YOUR GOAL -> Select from the data all lines with the word "icon".

Stored data ->
+--

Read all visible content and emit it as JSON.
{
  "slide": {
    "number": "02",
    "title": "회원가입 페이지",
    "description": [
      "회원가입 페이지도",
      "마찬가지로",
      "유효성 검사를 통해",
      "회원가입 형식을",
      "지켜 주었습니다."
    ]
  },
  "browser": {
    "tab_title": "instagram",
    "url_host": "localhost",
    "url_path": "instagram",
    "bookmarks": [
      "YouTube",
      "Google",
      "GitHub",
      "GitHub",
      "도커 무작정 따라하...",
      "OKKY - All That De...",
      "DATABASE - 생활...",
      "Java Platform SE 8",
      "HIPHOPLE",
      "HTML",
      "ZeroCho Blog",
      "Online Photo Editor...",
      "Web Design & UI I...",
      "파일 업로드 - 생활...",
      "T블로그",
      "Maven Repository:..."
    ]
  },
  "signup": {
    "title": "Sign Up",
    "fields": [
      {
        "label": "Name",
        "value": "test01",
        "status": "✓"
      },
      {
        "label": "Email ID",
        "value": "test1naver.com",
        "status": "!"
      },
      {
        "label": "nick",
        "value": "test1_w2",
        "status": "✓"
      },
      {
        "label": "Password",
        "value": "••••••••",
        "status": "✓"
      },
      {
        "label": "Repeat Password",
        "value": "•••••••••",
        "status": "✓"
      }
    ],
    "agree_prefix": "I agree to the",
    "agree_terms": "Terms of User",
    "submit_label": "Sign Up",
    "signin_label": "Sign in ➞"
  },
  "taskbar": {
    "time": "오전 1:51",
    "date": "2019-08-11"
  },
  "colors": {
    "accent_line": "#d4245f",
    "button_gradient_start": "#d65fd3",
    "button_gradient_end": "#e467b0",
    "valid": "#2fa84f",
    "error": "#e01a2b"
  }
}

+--

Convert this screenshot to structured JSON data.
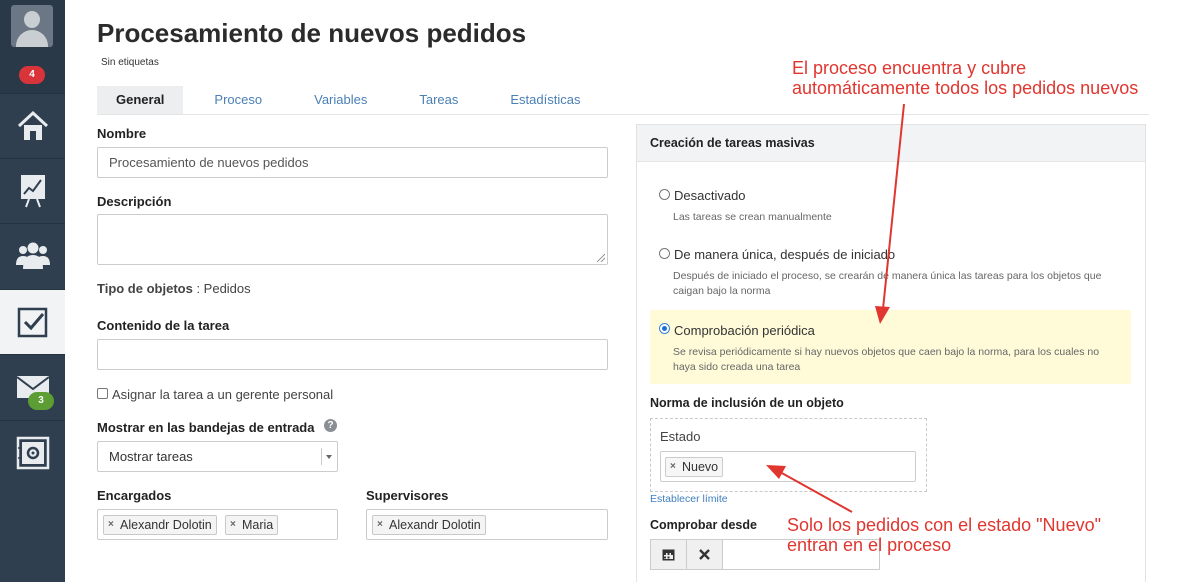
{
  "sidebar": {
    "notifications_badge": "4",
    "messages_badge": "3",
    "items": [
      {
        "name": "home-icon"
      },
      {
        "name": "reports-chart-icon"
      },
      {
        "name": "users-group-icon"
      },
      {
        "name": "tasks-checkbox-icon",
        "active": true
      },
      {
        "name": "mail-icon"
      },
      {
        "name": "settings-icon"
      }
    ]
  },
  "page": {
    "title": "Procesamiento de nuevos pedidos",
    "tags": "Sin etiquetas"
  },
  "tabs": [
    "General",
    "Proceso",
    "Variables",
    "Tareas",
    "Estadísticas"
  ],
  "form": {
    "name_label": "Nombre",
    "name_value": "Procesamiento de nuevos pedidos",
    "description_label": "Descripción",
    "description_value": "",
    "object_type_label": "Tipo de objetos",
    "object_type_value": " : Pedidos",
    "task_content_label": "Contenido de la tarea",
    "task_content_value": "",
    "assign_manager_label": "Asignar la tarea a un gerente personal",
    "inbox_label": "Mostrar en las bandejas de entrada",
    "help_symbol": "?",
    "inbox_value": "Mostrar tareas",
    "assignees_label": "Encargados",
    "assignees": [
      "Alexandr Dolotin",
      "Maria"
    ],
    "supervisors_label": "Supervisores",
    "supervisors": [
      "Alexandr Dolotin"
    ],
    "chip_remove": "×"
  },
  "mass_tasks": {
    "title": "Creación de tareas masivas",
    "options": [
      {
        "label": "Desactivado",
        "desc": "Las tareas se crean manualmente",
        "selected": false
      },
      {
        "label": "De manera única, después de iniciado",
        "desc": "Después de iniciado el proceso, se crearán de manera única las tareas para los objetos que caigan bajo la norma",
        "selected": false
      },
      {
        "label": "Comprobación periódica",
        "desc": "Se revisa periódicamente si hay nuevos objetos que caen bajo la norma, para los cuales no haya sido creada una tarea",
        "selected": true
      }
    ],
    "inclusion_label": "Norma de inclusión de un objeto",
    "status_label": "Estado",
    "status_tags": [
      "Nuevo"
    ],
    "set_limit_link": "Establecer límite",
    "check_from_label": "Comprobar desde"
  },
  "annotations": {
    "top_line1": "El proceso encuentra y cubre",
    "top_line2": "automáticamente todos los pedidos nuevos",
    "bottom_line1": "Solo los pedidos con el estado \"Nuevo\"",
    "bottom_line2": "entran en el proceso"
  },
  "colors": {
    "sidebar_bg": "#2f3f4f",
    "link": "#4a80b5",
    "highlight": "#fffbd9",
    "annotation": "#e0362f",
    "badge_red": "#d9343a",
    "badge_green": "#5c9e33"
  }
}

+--

WRITTEN ANSWER ->
        "name": "home-icon"
        "name": "reports-chart-icon"
        "name": "users-group-icon"
        "name": "tasks-checkbox-icon",
        "name": "mail-icon"
        "name": "settings-icon"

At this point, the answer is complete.